Heard this story on NPR Radio yesterday afternoon “Digital Homestead Records Reopen A Crucial Chapter Of U.S. History” – http://www.npr.org/2014/07/02/327797193/digital-homestead-records-reopen-a-crucial-chapter-of-u-s-history.
The Homestead Records Project seeks to digitize the over 800,000 Homestead Records from nearly 200 land offices in all 30 Homesteading States. Nebraska records were the first to be digitized, and they are now complete. Next up is Arizona, followed by Illinois, Indiana, Iowa, Ohio, Nevada, and Alaska (in that order), but for now the records for the remaining 29 states are only available in hard copy in the National Archives – http://www.nps.gov/home/historyculture/track-the-progress-of-the-homestead-records-project.htm.
http://www.nps.gov/home/historyculture/homesteadrecords.htm – NE Records are currently available on – http://www.fold3.com/title_650/homestead_records_ne/, but fold3.com is not a free site. This could be an interesting historical set of land records to geocode to our state GIS maps when they become available [and if they are free].
Posted for Phil Worrall, Executive Director, Indiana Geographic Information Council, Inc.
On Wednesday, Hexagon AB announced that it had acquired Northwest Geomatics, Ltd. (aka Northwest Group) which is a longtime NSGIC Platinum Sponsor. Tim Crago (Vice President, Northwest Group) briefed NSGIC’s leadership on the acquisition and reaffirmed his commitment to sponsoring NSGIC. He also alluded to exciting new product offerings, resulting from the acquisition, that he hopes to announce at the NSGIC Annual Conference in Charleston, South Carolina. Stay tuned…
Daniel Edelson is vice president for education at the National Geographic Society and directs National Geographic’s Center for Geo-Education. He recently posted an interesting article on their Education Blog that describes the value of Esri’s commitment in support of President Obama’s ConnectED Initiative. Esri will provide free access to ArcGIS Online to all elementary and secondary schools in the United States. Follow this link to learn more about this initiative. The Huffington Post published a related article titled “The New Space Race” by Thomas Fisher, Dean of the College of Design, at the University of Minnesota. The Association of American Geographers also published an article in it’s newsletter about Esri’s donation to this important program.
NORFOLK – Delegate Christopher P. Stolle (R-Virginia Beach) and Senator Mamie E. Locke (DHampton) today announced the introduction of a legislative resolution creating a joint Senate and House subcommittee fostering the development of a comprehensive and coordinated flood mitigation action plan. The proposed joint committee implements a recent Virginia Institute of Marine Science recommendation that the Commonwealth intervene to assist regions and communities attempting to manage recurrent flooding. VIMS is part of the College of William and Mary. The resolutions (HJR16 And SJR3) will be considered during the 2014 session of the Virginia General Assembly scheduled to convene on Wednesday, January 8.

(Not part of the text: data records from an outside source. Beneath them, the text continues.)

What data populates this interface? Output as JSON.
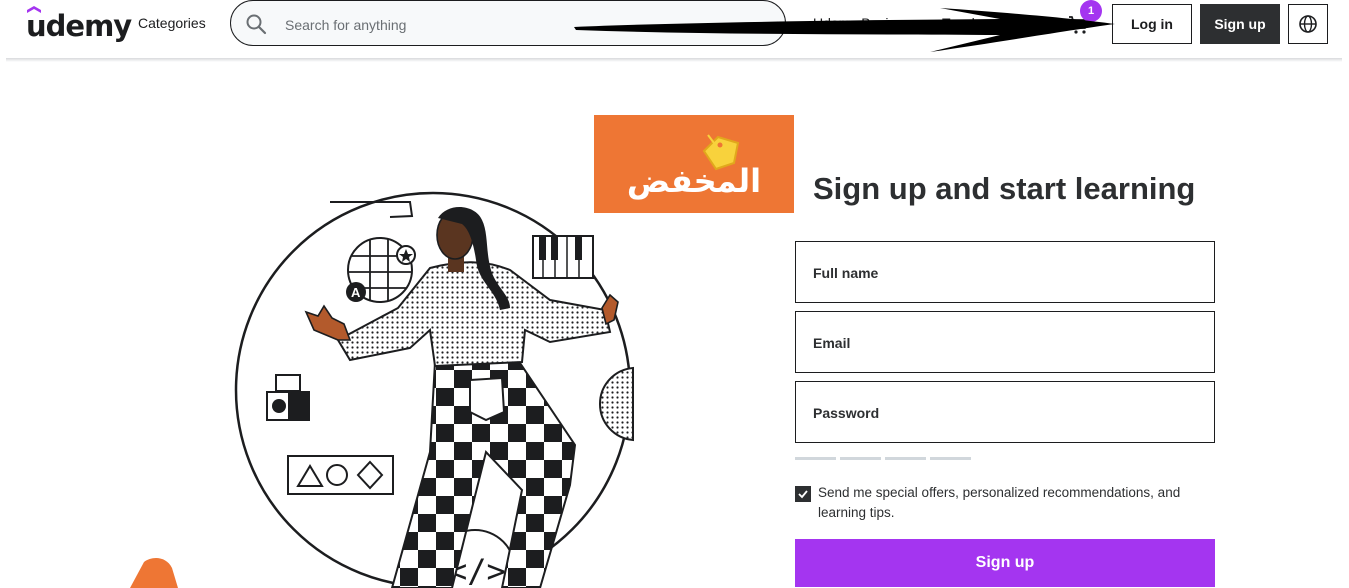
{
  "header": {
    "logo_text": "udemy",
    "categories_label": "Categories",
    "search": {
      "placeholder": "Search for anything"
    },
    "nav": {
      "business_label": "Udemy Business",
      "teach_label": "Teach on Udemy"
    },
    "cart_badge": "1",
    "login_label": "Log in",
    "signup_label": "Sign up",
    "brand_color": "#a435f0"
  },
  "promo": {
    "text": "المخفض",
    "background": "#ee7634"
  },
  "form": {
    "title": "Sign up and start learning",
    "fields": [
      {
        "label": "Full name"
      },
      {
        "label": "Email"
      },
      {
        "label": "Password"
      }
    ],
    "consent_text": "Send me special offers, personalized recommendations, and learning tips.",
    "consent_checked": true,
    "submit_label": "Sign up",
    "submit_color": "#a435f0"
  },
  "icons": [
    "search-icon",
    "cart-icon",
    "globe-icon",
    "checkmark-icon",
    "price-tag-icon"
  ]
}
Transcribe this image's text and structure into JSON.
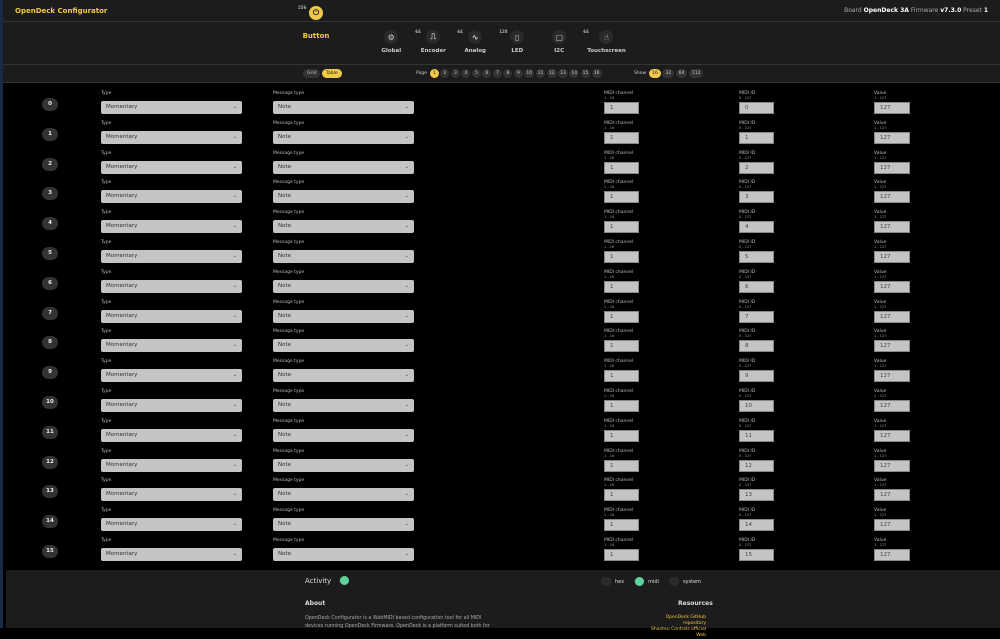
{
  "header": {
    "brand": "OpenDeck Configurator",
    "board_label": "Board",
    "board": "OpenDeck 3A",
    "firmware_label": "Firmware",
    "firmware": "v7.3.0",
    "preset_label": "Preset",
    "preset": "1"
  },
  "nav": [
    {
      "label": "Global",
      "icon": "gears-icon",
      "count": ""
    },
    {
      "label": "Button",
      "icon": "button-icon",
      "count": "256",
      "active": true
    },
    {
      "label": "Encoder",
      "icon": "encoder-icon",
      "count": "64"
    },
    {
      "label": "Analog",
      "icon": "analog-icon",
      "count": "64"
    },
    {
      "label": "LED",
      "icon": "led-icon",
      "count": "128"
    },
    {
      "label": "I2C",
      "icon": "i2c-icon",
      "count": ""
    },
    {
      "label": "Touchscreen",
      "icon": "touchscreen-icon",
      "count": "64"
    }
  ],
  "toolbar": {
    "views": [
      "Grid",
      "Table"
    ],
    "active_view": "Table",
    "page_label": "Page",
    "pages": [
      "1",
      "2",
      "3",
      "4",
      "5",
      "6",
      "7",
      "8",
      "9",
      "10",
      "11",
      "12",
      "13",
      "14",
      "15",
      "16"
    ],
    "active_page": "1",
    "show_label": "Show",
    "show_options": [
      "16",
      "32",
      "64",
      "112"
    ],
    "active_show": "16"
  },
  "fields": {
    "type_label": "Type",
    "msg_label": "Message type",
    "ch_label": "MIDI channel",
    "ch_range": "1 - 16",
    "id_label": "MIDI ID",
    "id_range": "0 - 127",
    "val_label": "Value",
    "val_range": "1 - 127"
  },
  "rows": [
    {
      "n": "0",
      "type": "Momentary",
      "msg": "Note",
      "ch": "1",
      "id": "0",
      "val": "127"
    },
    {
      "n": "1",
      "type": "Momentary",
      "msg": "Note",
      "ch": "1",
      "id": "1",
      "val": "127"
    },
    {
      "n": "2",
      "type": "Momentary",
      "msg": "Note",
      "ch": "1",
      "id": "2",
      "val": "127"
    },
    {
      "n": "3",
      "type": "Momentary",
      "msg": "Note",
      "ch": "1",
      "id": "3",
      "val": "127"
    },
    {
      "n": "4",
      "type": "Momentary",
      "msg": "Note",
      "ch": "1",
      "id": "4",
      "val": "127"
    },
    {
      "n": "5",
      "type": "Momentary",
      "msg": "Note",
      "ch": "1",
      "id": "5",
      "val": "127"
    },
    {
      "n": "6",
      "type": "Momentary",
      "msg": "Note",
      "ch": "1",
      "id": "6",
      "val": "127"
    },
    {
      "n": "7",
      "type": "Momentary",
      "msg": "Note",
      "ch": "1",
      "id": "7",
      "val": "127"
    },
    {
      "n": "8",
      "type": "Momentary",
      "msg": "Note",
      "ch": "1",
      "id": "8",
      "val": "127"
    },
    {
      "n": "9",
      "type": "Momentary",
      "msg": "Note",
      "ch": "1",
      "id": "9",
      "val": "127"
    },
    {
      "n": "10",
      "type": "Momentary",
      "msg": "Note",
      "ch": "1",
      "id": "10",
      "val": "127"
    },
    {
      "n": "11",
      "type": "Momentary",
      "msg": "Note",
      "ch": "1",
      "id": "11",
      "val": "127"
    },
    {
      "n": "12",
      "type": "Momentary",
      "msg": "Note",
      "ch": "1",
      "id": "12",
      "val": "127"
    },
    {
      "n": "13",
      "type": "Momentary",
      "msg": "Note",
      "ch": "1",
      "id": "13",
      "val": "127"
    },
    {
      "n": "14",
      "type": "Momentary",
      "msg": "Note",
      "ch": "1",
      "id": "14",
      "val": "127"
    },
    {
      "n": "15",
      "type": "Momentary",
      "msg": "Note",
      "ch": "1",
      "id": "15",
      "val": "127"
    }
  ],
  "footer": {
    "activity": "Activity",
    "activity_on": true,
    "filters": [
      {
        "label": "hex",
        "on": false
      },
      {
        "label": "midi",
        "on": true
      },
      {
        "label": "system",
        "on": false
      }
    ],
    "about_title": "About",
    "about_text": "OpenDeck Configurator is a WebMIDI based configuration tool for all MIDI devices running OpenDeck Firmware. OpenDeck is a platform suited both for",
    "resources_title": "Resources",
    "links": [
      "OpenDeck GitHub repository",
      "Shanteu Controls official Web"
    ]
  },
  "colors": {
    "accent": "#f0c94a",
    "active_toggle": "#5fd39a"
  }
}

Click Here to see the full Press Release.
See the NOAA Coastal Storms Program RFP announcement that will fund projects in the following focus areas:
a) Improving beach hazard observations, modeling, forecasting/warnings, and risk communication
b) Addressing impacts of stormwater on natural resources and promoting best management practices
c) Enhancing shoreline mapping, visualization, and management
d) Hazard Mitigation and Community Resilience